Donald Trump nominee Jeff Sessions haunted by racist comments

Jeff Sessions arrives in the lobby of Trump Tower in New York, Nov 14, 2016.
Jeff Sessions arrives in the lobby of Trump Tower in New York, Nov 14, 2016.PHOTO: REUTERS

WASHINGTON (AFP) - Jeff Sessions, President-elect Donald Trump's choice to be US attorney-general, is an arch-conservative southerner haunted by racially-charged comments he made decades ago.

Now a 69-year-old senator from Alabama, Sessions was once denied a judgeship amid concerns over his past comments about blacks, and over remarks that appeared sympathetic to the Ku Klux Klan.

The allegations came out in 1986 during witness testimony to the Senate Judiciary Committee as Sessions sought approval to be a federal district court judge. He was turned down, in an extremely rare step.

 

During the lengthy testimony, Sessions admitted that - when told that a white lawyer had been called a "disgrace to his race" for defending African-Americans - he responded by saying: "Well, maybe he is."

It also emerged during the hearings that in the 1980s he allegedly addressed a black prosecutor working for him as "boy," and joked about the Ku Klux Klan (KKK) saying he thought its members were "OK, until I found out they smoked pot," according to The New York Times.

Trump himself drew criticism during the campaign for derogatory remarks about Mexicans, his vow to bar Muslims from entering the US, and for drawing support from white supremacists.

So now the Trump administration could get under way with more racially-charged hearings: Sessions could face renewed questioning on race as he goes before the Senate to seek approval of his appointment.

In the Trump team statement announcing his nomination, Sessions said: "I enthusiastically embrace President-elect Trump's vision for 'one America,' and his commitment to equal justice under law."

"I look forward to fulfilling my duties with an unwavering dedication to fairness and impartiality," he added.

A member of the Senate since 1996, Sessions is an outspoken voice against giving undocumented immigrants a path to US citizenship and in favour of reduced spending and a tough approach to fighting crime.

He was the first senator to endorse Trump during the campaign and is said to have become a close adviser to the real estate tycoon with no experience in government.

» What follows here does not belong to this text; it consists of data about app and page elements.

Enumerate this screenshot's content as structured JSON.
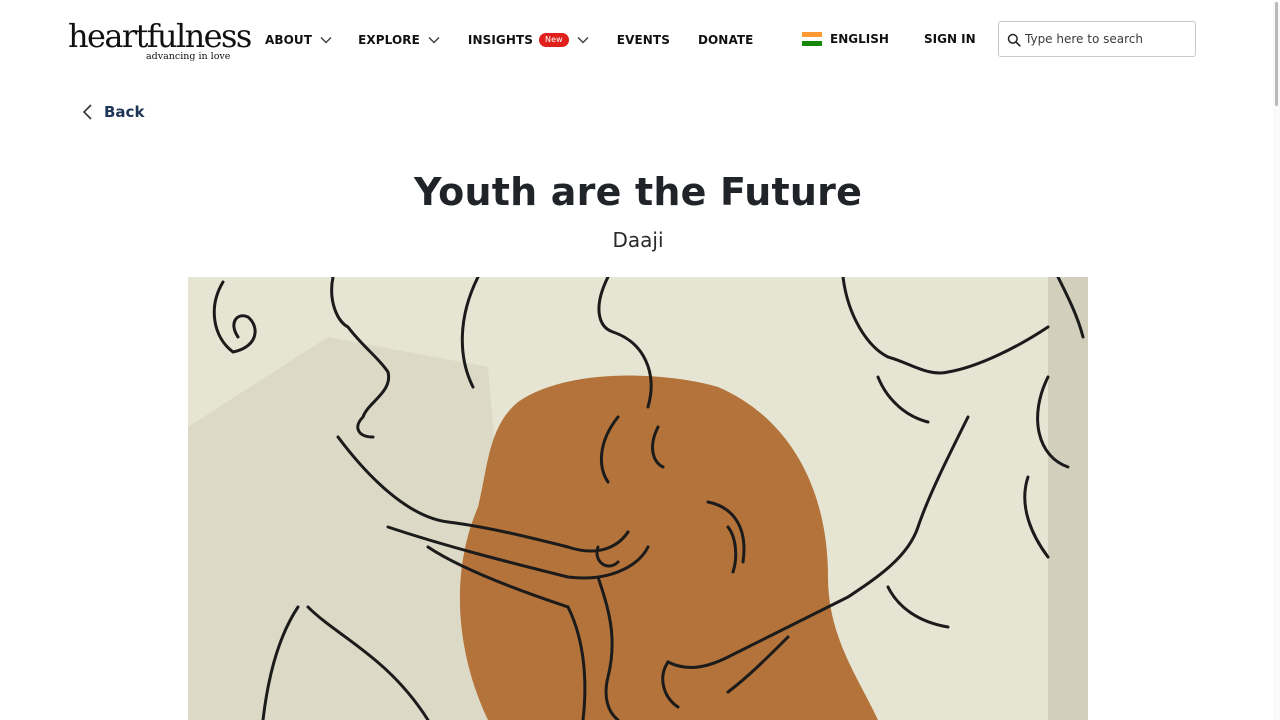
{
  "logo": {
    "wordmark": "heartfulness",
    "tagline": "advancing in love"
  },
  "nav": {
    "about": "ABOUT",
    "explore": "EXPLORE",
    "insights": "INSIGHTS",
    "insights_badge": "New",
    "events": "EVENTS",
    "donate": "DONATE"
  },
  "language": {
    "label": "ENGLISH",
    "flag_colors": [
      "#ff9933",
      "#ffffff",
      "#138808"
    ]
  },
  "signin": "SIGN IN",
  "search": {
    "placeholder": "Type here to search",
    "value": ""
  },
  "back": "Back",
  "article": {
    "title": "Youth are the Future",
    "author": "Daaji"
  },
  "colors": {
    "badge": "#e0201b",
    "back_link": "#1d3557",
    "illustration_bg": "#e6e5d3",
    "illustration_accent": "#b3733a"
  }
}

As attorney-general, Sessions would be entrusted with upholding civil rights in America at a time of acute tension after the Trump election win and anger over how mainly white law enforcement officers treat black detainees amid a series of deadly police shootings.

The allegations about the "boy" comment came from an African-American prosecutor, Thomas Figures, who testified to the Senate Judiciary Committee during the hearings back in 1986.

At the time of those comments - which Sessions denied making - Sessions was working at the US attorney in Mobile, Alabama.

Of his comments about the KKK, Sessions said he was just joking and the comment was so outrageous he did not believe anyone could take him seriously.